From the Editor

The Virtue of Collegiality

Michael L. Sherer

Michael L. Sherer

Last month in this space I wrote about “the virtue of power-sharing.” I said Lutherans should cherish their heritage of hammering out decisions in democratic, sometimes messy, ways, without entrusting the process to “experts” presuming to speak for us.

This month I want to present the other side of the coin. While Lutherans are right to cherish their independence, they invite risk when doing so. While we properly celebrate our Christian freedom, we Lutherans sometimes use that as an excuse for fracturing the church community with our Lone Ranger behavior.

Lutherans have no pope to mandate uniformity. Freeing as that can be, lack of central ecclesiastical authority leads to unintended negative consequences.

Lutherans have a history of squabbling and splitting into factions. The spectacle of disunity is disheartening, and certainly no encouragement to those viewing our faith community from the outside.

Lutherans in the Twin Cities have been known to manifest themselves in large congregations, a phenomenon which brings with it the temptation to disregard partnerships with others in the local, district/ synod, and national expressions of the church. (There are notable positive exceptions among our large congregations.)

There is also a tendency among us in the Lutheran family to behave as though we have nothing to learn from others in the broader Christian community.
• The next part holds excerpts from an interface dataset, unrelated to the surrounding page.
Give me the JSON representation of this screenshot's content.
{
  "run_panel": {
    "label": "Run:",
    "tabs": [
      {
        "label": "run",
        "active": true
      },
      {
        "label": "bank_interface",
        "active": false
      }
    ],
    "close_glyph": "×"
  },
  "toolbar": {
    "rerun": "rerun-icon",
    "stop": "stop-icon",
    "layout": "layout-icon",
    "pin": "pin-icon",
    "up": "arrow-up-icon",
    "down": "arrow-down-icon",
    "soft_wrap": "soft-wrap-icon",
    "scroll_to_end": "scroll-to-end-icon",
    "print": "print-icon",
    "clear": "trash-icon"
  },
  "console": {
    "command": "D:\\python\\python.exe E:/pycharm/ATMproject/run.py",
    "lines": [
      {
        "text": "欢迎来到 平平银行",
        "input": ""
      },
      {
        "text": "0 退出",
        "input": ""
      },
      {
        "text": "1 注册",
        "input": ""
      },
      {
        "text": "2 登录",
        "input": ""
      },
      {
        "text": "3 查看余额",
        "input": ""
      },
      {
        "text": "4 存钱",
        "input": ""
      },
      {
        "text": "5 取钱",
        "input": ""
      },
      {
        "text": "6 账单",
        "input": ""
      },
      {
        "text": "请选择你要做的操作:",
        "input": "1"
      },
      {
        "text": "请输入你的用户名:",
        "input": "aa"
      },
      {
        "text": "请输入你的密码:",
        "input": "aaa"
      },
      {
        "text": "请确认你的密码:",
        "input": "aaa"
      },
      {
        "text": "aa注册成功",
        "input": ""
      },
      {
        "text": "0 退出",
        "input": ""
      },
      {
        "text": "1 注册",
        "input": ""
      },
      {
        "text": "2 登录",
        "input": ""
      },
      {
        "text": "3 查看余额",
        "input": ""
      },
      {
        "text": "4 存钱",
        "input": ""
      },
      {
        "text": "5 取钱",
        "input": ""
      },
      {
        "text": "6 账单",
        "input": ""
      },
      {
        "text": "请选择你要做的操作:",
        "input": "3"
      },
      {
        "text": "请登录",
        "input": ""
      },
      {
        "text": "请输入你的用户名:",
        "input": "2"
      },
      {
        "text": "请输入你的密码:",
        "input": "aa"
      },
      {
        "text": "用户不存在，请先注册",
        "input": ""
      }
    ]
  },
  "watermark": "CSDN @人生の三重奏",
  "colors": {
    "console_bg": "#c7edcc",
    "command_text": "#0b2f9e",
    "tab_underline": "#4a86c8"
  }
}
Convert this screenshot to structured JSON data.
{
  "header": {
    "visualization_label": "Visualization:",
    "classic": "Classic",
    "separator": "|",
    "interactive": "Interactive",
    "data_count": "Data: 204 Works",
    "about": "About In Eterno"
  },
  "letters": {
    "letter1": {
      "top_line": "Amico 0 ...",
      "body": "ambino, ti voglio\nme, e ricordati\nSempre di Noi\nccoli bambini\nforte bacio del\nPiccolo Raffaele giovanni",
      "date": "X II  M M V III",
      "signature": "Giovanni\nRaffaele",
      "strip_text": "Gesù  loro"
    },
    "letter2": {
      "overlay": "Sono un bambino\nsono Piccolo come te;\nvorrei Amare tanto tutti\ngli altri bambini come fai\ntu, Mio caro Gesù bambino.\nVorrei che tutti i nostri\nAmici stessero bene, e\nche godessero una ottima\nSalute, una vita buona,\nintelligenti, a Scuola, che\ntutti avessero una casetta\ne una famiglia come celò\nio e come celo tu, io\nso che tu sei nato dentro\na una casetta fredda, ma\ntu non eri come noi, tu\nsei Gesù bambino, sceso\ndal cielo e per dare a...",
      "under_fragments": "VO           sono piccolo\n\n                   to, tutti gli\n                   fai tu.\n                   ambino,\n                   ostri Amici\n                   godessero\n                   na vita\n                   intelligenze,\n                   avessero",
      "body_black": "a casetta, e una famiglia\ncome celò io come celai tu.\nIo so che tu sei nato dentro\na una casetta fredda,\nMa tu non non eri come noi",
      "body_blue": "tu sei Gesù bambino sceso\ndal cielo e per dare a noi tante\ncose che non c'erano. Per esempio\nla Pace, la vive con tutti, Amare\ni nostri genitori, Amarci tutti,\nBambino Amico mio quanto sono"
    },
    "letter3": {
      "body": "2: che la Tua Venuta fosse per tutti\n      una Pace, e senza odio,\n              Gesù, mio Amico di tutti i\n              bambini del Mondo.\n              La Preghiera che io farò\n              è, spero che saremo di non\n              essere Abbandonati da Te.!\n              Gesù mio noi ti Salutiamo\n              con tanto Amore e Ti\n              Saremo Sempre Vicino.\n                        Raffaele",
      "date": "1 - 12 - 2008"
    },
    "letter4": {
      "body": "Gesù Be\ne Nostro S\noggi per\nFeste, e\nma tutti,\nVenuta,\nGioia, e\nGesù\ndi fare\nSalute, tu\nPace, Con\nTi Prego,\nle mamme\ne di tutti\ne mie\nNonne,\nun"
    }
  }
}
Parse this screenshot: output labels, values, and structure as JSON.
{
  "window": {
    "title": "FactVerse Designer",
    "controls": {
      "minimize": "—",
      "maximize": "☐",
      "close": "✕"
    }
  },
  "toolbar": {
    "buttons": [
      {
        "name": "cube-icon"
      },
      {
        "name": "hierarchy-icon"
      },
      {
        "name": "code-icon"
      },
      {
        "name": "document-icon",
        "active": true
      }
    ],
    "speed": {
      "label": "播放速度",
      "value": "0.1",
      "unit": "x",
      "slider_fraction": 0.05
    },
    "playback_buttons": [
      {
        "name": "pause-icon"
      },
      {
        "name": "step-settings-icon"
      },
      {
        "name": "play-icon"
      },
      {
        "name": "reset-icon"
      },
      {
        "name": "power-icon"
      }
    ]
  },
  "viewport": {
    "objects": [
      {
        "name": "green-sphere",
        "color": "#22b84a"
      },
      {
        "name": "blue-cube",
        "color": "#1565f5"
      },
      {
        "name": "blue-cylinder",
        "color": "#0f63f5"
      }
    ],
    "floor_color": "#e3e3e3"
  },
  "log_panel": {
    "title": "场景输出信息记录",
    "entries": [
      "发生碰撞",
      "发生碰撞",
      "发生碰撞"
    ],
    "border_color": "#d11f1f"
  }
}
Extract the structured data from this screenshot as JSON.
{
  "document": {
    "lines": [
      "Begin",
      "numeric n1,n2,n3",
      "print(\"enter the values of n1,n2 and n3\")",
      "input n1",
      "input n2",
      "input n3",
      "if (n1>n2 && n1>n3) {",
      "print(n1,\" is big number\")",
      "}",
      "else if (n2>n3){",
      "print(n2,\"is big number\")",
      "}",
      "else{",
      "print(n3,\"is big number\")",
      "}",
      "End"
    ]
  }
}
While there is much to celebrate about our Lutheran distinctives, when we pretend we have cornered divine truth, we’re simply being arrogant.

Collegiality is a virtue. Lutherans in particular, and Christians in general, have not always recognized its value. “For freedom Christ has set us free,” the Apostle Paul says. But we are properly reminded that freedom dare not become an excuse for license.

During June I sat in an assembly where one speaker reminded the participants that Lutherans in Minnesota have a presence that is not reflected in a unified public voice.

The ancient Greek city-states couldn’t find a way to work together. It led to their disappearance. What will the Lutherans do?